The destruction caused by fires can happen in remote areas where infrastructure such as roads and transportation networks haven’t developed yet. Without proper access to affected areas, the salvage teams are unable to efficiently retrieve the salvageable wood. The lack of infrastructure not only hampers the recovery efforts but also prolongs the disruption in the lumber supply chain. Rebuilding the necessary infrastructure becomes crucial to enable timely and efficient collection of wood, facilitating the recovery process and stabilizing lumber prices.
Government Response: A Firefighting Approach
Given the economic implications of forest fires, the government plays a vital role in mitigating their effects. In the context of lumber prices, the government can take proactive measures to stabilize the market and assist affected communities. Other than facilitating permits and helping on infrastructure, key actions should be:
Supporting Forestry Industries
The government should provide financial assistance, grants, and incentives to lumber and forestry companies to aid in their recovery efforts and stimulate production.
Investing In Reforestation
Even if forests take close to a century to replenish, allocating resources to reforestation projects will help the forested areas affected by fires, ensuring (very) long-term sustainability and a steady supply of lumber.
Enhancing Fire Management
Strengthening fire prevention and management strategies, such as improved early detection systems and effective firefighting techniques, can minimize the severity and frequency of forest fires.
Promoting Alternative Materials
Encouraging the use of alternative materials in Real Estate construction and manufacturing can alleviate the strain on lumber supply and diversify the industry.

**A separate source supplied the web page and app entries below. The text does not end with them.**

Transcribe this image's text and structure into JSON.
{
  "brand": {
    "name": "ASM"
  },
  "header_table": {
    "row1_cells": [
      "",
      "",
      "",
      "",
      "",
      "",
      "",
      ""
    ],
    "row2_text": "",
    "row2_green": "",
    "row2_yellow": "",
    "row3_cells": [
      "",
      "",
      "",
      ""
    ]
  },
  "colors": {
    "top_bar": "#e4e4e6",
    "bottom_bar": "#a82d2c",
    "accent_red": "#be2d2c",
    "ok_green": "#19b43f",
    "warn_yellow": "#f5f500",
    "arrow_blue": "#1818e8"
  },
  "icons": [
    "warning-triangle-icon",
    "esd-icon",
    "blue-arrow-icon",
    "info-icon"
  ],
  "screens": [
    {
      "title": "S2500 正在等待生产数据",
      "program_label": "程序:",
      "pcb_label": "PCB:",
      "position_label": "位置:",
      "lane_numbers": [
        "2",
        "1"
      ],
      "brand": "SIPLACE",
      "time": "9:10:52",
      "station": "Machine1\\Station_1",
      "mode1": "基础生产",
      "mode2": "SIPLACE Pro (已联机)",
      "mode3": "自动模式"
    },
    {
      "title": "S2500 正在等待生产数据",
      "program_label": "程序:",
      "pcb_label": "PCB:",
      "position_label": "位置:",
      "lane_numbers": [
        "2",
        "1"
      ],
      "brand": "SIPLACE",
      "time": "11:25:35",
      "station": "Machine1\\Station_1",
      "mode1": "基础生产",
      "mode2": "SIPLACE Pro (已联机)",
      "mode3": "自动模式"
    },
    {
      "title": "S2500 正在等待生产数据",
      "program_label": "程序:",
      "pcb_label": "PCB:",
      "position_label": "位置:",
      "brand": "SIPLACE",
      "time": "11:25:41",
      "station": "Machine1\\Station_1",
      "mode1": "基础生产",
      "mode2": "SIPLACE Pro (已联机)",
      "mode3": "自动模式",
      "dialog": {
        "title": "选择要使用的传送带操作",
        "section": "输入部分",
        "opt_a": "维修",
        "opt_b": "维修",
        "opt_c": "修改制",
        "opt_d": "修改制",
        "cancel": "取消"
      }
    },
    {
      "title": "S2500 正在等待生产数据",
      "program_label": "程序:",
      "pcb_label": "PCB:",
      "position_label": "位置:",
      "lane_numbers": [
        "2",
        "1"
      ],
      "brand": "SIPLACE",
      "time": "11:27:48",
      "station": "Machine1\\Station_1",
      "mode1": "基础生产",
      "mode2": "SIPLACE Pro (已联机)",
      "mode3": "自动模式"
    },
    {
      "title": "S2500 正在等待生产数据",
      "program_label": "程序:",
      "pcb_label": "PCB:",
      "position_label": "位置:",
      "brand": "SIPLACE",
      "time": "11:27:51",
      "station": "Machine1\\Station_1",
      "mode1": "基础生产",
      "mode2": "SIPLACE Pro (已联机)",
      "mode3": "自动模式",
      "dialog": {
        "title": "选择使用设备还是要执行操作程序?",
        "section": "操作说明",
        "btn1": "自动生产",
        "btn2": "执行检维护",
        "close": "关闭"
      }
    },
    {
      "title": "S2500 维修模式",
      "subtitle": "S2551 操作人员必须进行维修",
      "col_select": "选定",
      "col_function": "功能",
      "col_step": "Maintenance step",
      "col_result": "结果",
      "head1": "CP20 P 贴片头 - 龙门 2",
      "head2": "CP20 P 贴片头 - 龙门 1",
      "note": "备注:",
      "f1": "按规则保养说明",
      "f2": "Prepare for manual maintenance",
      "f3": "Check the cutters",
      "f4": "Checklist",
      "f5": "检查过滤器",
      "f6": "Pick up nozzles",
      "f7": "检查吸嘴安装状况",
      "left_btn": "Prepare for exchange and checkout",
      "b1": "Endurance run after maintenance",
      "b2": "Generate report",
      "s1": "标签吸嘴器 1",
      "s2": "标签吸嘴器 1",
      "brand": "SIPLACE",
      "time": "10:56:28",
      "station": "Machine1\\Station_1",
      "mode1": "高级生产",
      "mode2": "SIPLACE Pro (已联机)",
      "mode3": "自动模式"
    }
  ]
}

The surge of forest fires in Canada, particularly in Quebec, has had a profound impact on lumber prices. The reduced supply of timber, combined with heightened demand, has caused a surge in prices, benefitting some lumber and forestry companies. However, the challenges of short-term wood supply and the environmental consequences of fires necessitate a proactive response from the government. By supporting the industry, investing in reforestation, improving fire management, and promoting alternatives, Canada can mitigate the economic and environmental impact of forest fires and ensure the long-term sustainability of its lumber industry.
In this fiery landscape, stakeholders must adapt, governments must act, and society must prioritize sustainable practices to overcome the challenges posed by forest fires and safeguard Canada’s lumber industry for future generations.